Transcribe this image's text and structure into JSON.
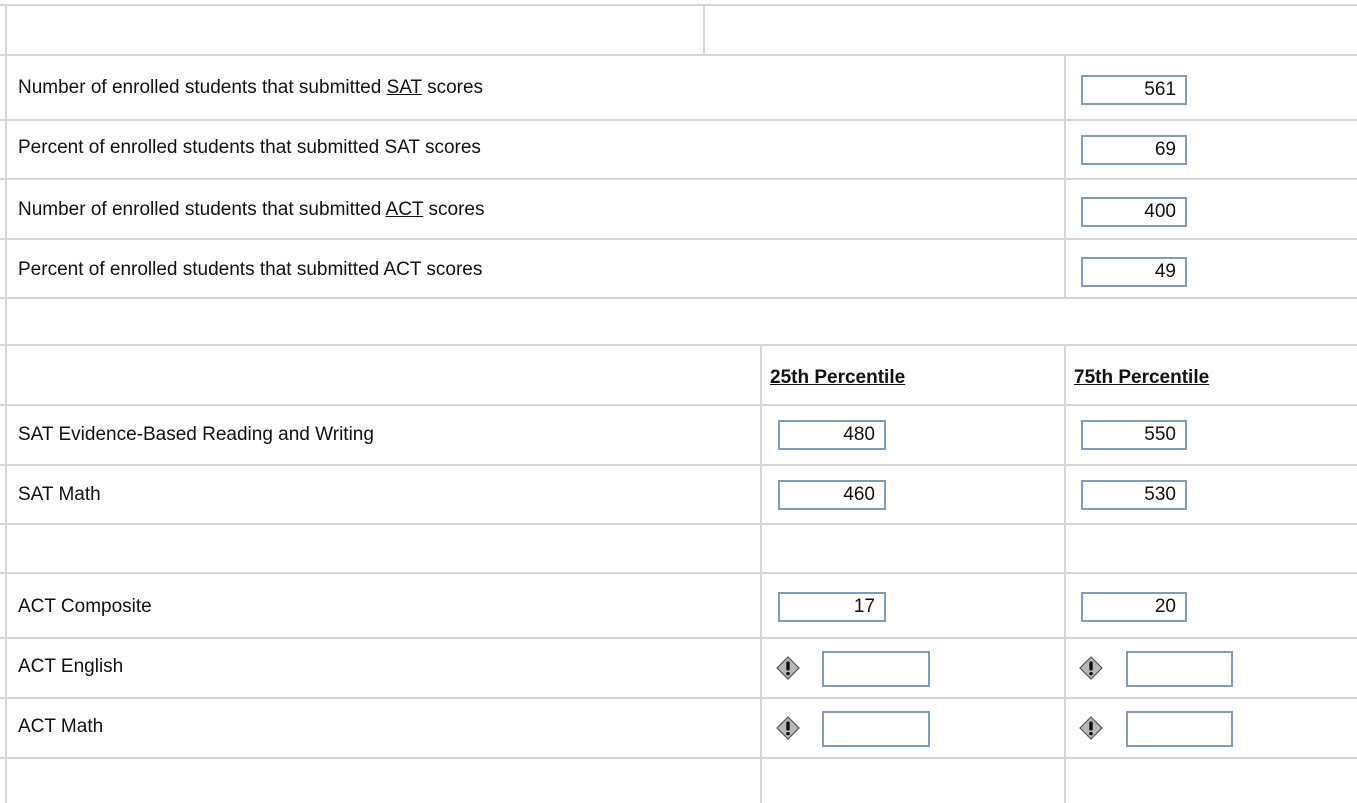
{
  "submitted": {
    "sat_count": {
      "label_pre": "Number of enrolled students that submitted ",
      "label_abbr": "SAT",
      "label_post": " scores",
      "value": "561"
    },
    "sat_percent": {
      "label": "Percent of enrolled students that submitted SAT scores",
      "value": "69"
    },
    "act_count": {
      "label_pre": "Number of enrolled students that submitted ",
      "label_abbr": "ACT",
      "label_post": " scores",
      "value": "400"
    },
    "act_percent": {
      "label": "Percent of enrolled students that submitted ACT scores",
      "value": "49"
    }
  },
  "percentiles": {
    "header_25": "25th Percentile",
    "header_75": "75th Percentile",
    "rows": [
      {
        "label": "SAT Evidence-Based Reading and Writing",
        "p25": "480",
        "p75": "550"
      },
      {
        "label": "SAT Math",
        "p25": "460",
        "p75": "530"
      },
      {
        "label": "ACT Composite",
        "p25": "17",
        "p75": "20"
      },
      {
        "label": "ACT English",
        "p25": "",
        "p75": "",
        "warning": true
      },
      {
        "label": "ACT Math",
        "p25": "",
        "p75": "",
        "warning": true
      }
    ]
  },
  "icons": {
    "warning": "warning-icon"
  },
  "colors": {
    "field_border": "#7f9db9",
    "grid_line": "#d6d6d6",
    "warning_fill": "#b8b8b8"
  }
}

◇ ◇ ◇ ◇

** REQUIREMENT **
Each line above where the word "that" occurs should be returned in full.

** TASK RESULT **
      "label_pre": "Number of enrolled students that submitted ",
      "label": "Percent of enrolled students that submitted SAT scores",
      "label_pre": "Number of enrolled students that submitted ",
      "label": "Percent of enrolled students that submitted ACT scores",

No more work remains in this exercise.